Connor Mattimore provides the lowdown on Sassuolo's on-loan Juventus man...
The 60-second story
Berardi was snapped up by Sassuolo from the youth academy of Cosenza only three years ago, and the Neroverdi haven't looked back since. The youngster made his professional debut less than a month after his 18th birthday, and in a remarkable first season he helped fire Sassuolo to the Serie B title, bagging 11 goals in the process.
After winning plaudits from all, Juventus managed to tie down the attacking forward. In September last year they confirmed he had joined on a co-ownership basis for around €4.5 million, with the potential of more. He was loaned back to Sassuolo this season, where he continues to spearhead the northern side's attack.
Why you need to know him
The youngster is currently Serie A's fourth-highest scorer with 12 goals from 19 appearances. The 6ft 1in 19-year old, despite his lanky appearance, posseses a lethal turn of pace and a fierce strike that has helped him match the goal tally of Napoli’s Gonzalo Higuaín. What’s even more remarkable is that this is only his second season for Sassuolo, and first in Serie A.
The fiery forward, who can play anywhere along the front line, clearly isn't suffering from second-season syndrome. Just ask AC Milan, against whom Berardi stole the limelight by becoming the first player to score four goals against them, and the first teenager to achieve the feat in Serie A for 83 years.
Key for Berardi so far has been his versatility. He can play on either wing, behind the striker, as a lone striker or alongside a second striker, and therefore fits into most systems. Alongside this, his finishing and poaching ability cannot be doubted, as his 12 goals prove. He’s fast gaining a reputation for boasting one of the deadliest left boots in Italy. Don’t believe us? Ask Novara goalkeeper Francesco Bardi how much of the free-kick below he actually saw.
Whether it be leaving defenders for dead out wide, or faint flicks around the corner to link up play, Berardi can pull them off to devastating effect. Some have already compared him to Bayern Munich’s Arjen Robben for the way he darts past players with such pace and directness.
Promise often also comes with its problems too - and Berardi has been involved in his fair share of controversy. At the end of last season he was called up for an Italian Under-19 training camp, but failed to report after claiming he slept through his alarm. Consequently, he earned himself a nine-month expulsion from national team contention. Last season he was also banned for three games after scrapping with Livorno goalkeeper Vincenzo Fiorillo. It's all clear so far this season, though, with Berardi having been called up to an U21 camp in January.

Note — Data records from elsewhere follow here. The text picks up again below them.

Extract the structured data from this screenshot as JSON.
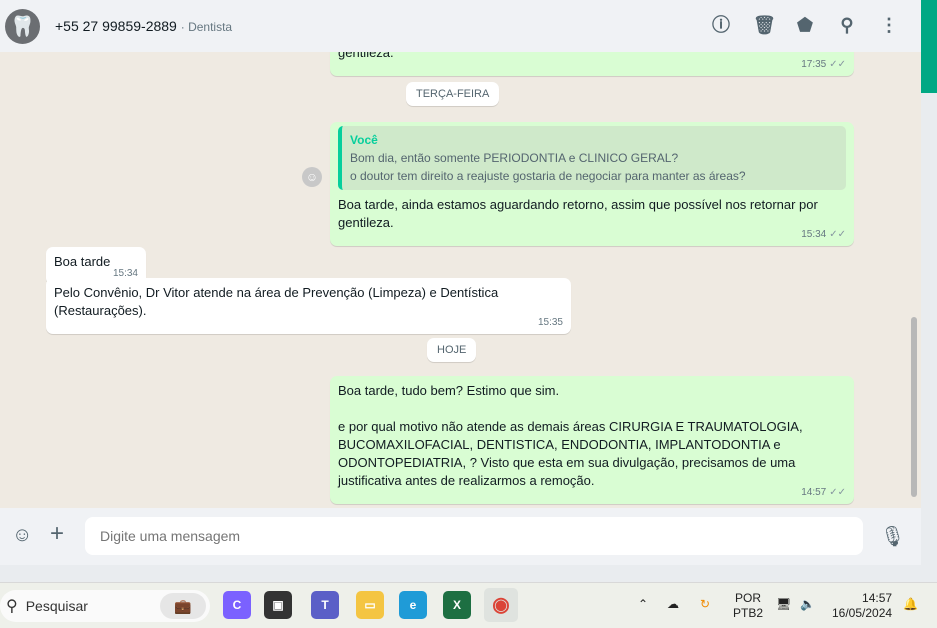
{
  "header": {
    "contact": "+55 27 99859-2889",
    "label": "· Dentista",
    "avatar_icon": "tooth-icon",
    "icons": [
      "info-icon",
      "trash-icon",
      "label-icon",
      "search-icon",
      "menu-icon"
    ]
  },
  "messages": [
    {
      "type": "out",
      "text": "gentileza.",
      "time": "17:35"
    },
    {
      "type": "date",
      "text": "TERÇA-FEIRA"
    },
    {
      "type": "out",
      "quote_author": "Você",
      "quote_line1": "Bom dia, então somente PERIODONTIA e CLINICO GERAL?",
      "quote_line2": "o doutor tem direito a reajuste gostaria de negociar para manter as áreas?",
      "text": "Boa tarde, ainda estamos aguardando retorno, assim que possível nos retornar por gentileza.",
      "time": "15:34"
    },
    {
      "type": "in",
      "text": "Boa tarde",
      "time": "15:34"
    },
    {
      "type": "in",
      "text": "Pelo Convênio, Dr Vitor atende na área de Prevenção (Limpeza) e Dentística (Restaurações).",
      "time": "15:35"
    },
    {
      "type": "date",
      "text": "HOJE"
    },
    {
      "type": "out",
      "line1": "Boa tarde, tudo bem? Estimo que sim.",
      "line2": "e por qual motivo não atende as demais áreas  CIRURGIA E TRAUMATOLOGIA, BUCOMAXILOFACIAL, DENTISTICA, ENDODONTIA, IMPLANTODONTIA e ODONTOPEDIATRIA,  ? Visto que esta em sua divulgação, precisamos de uma justificativa antes de realizarmos a remoção.",
      "time": "14:57"
    }
  ],
  "composer": {
    "placeholder": "Digite uma mensagem"
  },
  "taskbar": {
    "search": "Pesquisar",
    "lang1": "POR",
    "lang2": "PTB2",
    "time": "14:57",
    "date": "16/05/2024"
  }
}
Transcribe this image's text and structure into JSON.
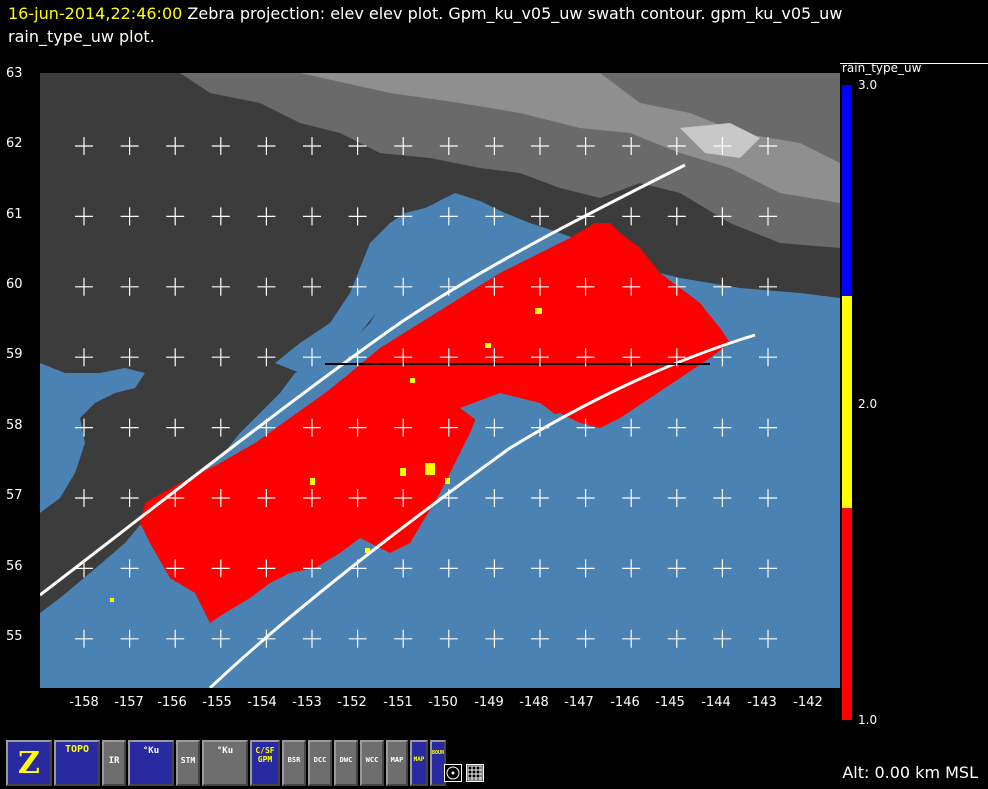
{
  "title": {
    "timestamp": "16-jun-2014,22:46:00",
    "line1_rest": "  Zebra projection: elev elev  plot.  Gpm_ku_v05_uw swath contour.  gpm_ku_v05_uw",
    "line2": "rain_type_uw  plot."
  },
  "map": {
    "lat_labels": [
      "63",
      "62",
      "61",
      "60",
      "59",
      "58",
      "57",
      "56",
      "55"
    ],
    "lon_labels": [
      "-158",
      "-157",
      "-156",
      "-155",
      "-154",
      "-153",
      "-152",
      "-151",
      "-150",
      "-149",
      "-148",
      "-147",
      "-146",
      "-145",
      "-144",
      "-143",
      "-142"
    ],
    "colors": {
      "ocean": "#4a82b4",
      "land_dark": "#3c3c3c",
      "rain_stratiform": "#ff0000",
      "rain_convective": "#ffff00",
      "swath_edge": "#ffffff"
    }
  },
  "colorbar": {
    "label": "rain_type_uw",
    "ticks": [
      "3.0",
      "2.0",
      "1.0"
    ],
    "colors": [
      "#0000ff",
      "#ffff00",
      "#ff0000"
    ]
  },
  "toolbar": {
    "buttons": [
      {
        "name": "zebra-logo-button",
        "label": "Z"
      },
      {
        "name": "topo-button",
        "label": "TOPO"
      },
      {
        "name": "ir-button",
        "label": "IR"
      },
      {
        "name": "ku-button",
        "label": "°Ku"
      },
      {
        "name": "stm-button",
        "label": "STM"
      },
      {
        "name": "ku-ws-button",
        "label": "°Ku"
      },
      {
        "name": "c-sf-gpm-button",
        "label": "C/SF GPM"
      },
      {
        "name": "bsr-button",
        "label": "BSR"
      },
      {
        "name": "dcc-button",
        "label": "DCC"
      },
      {
        "name": "dwc-button",
        "label": "DWC"
      },
      {
        "name": "wcc-button",
        "label": "WCC"
      },
      {
        "name": "map-button",
        "label": "MAP"
      },
      {
        "name": "map-us-button",
        "label": "MAP"
      },
      {
        "name": "bounds-button",
        "label": "BOUNDS"
      }
    ]
  },
  "status": {
    "altitude": "Alt: 0.00 km MSL"
  }
}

"Berardi is a player of great talent, a modern footballer who plays for the team all over the field,” said former Milan and Italy coach, Arrigo Sacchi. "He has liveliness, intuition, temperament and strength combined with a good technique." Praise indeed - but can he keep him going? "He is an introverted youngster, but with his head on his shoulders," added Sacchi. "I don't think popularity will make him lose enthusiasm and desire to improve."
Did you know?
Berardi could have easily been overlooked as a professional altogether. At 15, with no serious aspirations of making it, he visited his older brother at the University of Modena, a few miles outside Sassuolo. They got involved in a game of five-a-side, as all boys like to do, and Berardi impressed his brother's friends so much that they recommended him to Luciano Carlino - assistant coach of Sassuolo’s youth side - who arranged a trial for him the following day. It didn’t last long, but then it didn't need to - Carlino could see that this lad was special. “Twenty minutes was enough for my sporting director. He took me aside and told me 'you’re right, he is the best of them all',” explained Carlino. The rest, as they say, is history.
What happens next?
Berardi could go on to become one of the best strikers in Italy if he continues to knuckle down and work. Presumably he will move back to Juventus at the start of next season, where he will probably compete behind the likes of Carlos Tevez and Fernando Llorente. Learning alongside the best can surely only aid his development. His versatility should put him in a good position to feature regularly, coupled with the fact he could finish top scorer in Serie A this season. If he really plays his cards right there could be a shock place on the plane with Italy this summer.
Shooting 9 • Heading 6 • Passing 7 • Tackling 4 • Pace 8 • Dribbling 7 • Creativity 8 • Work-rate 6 • Crossing 6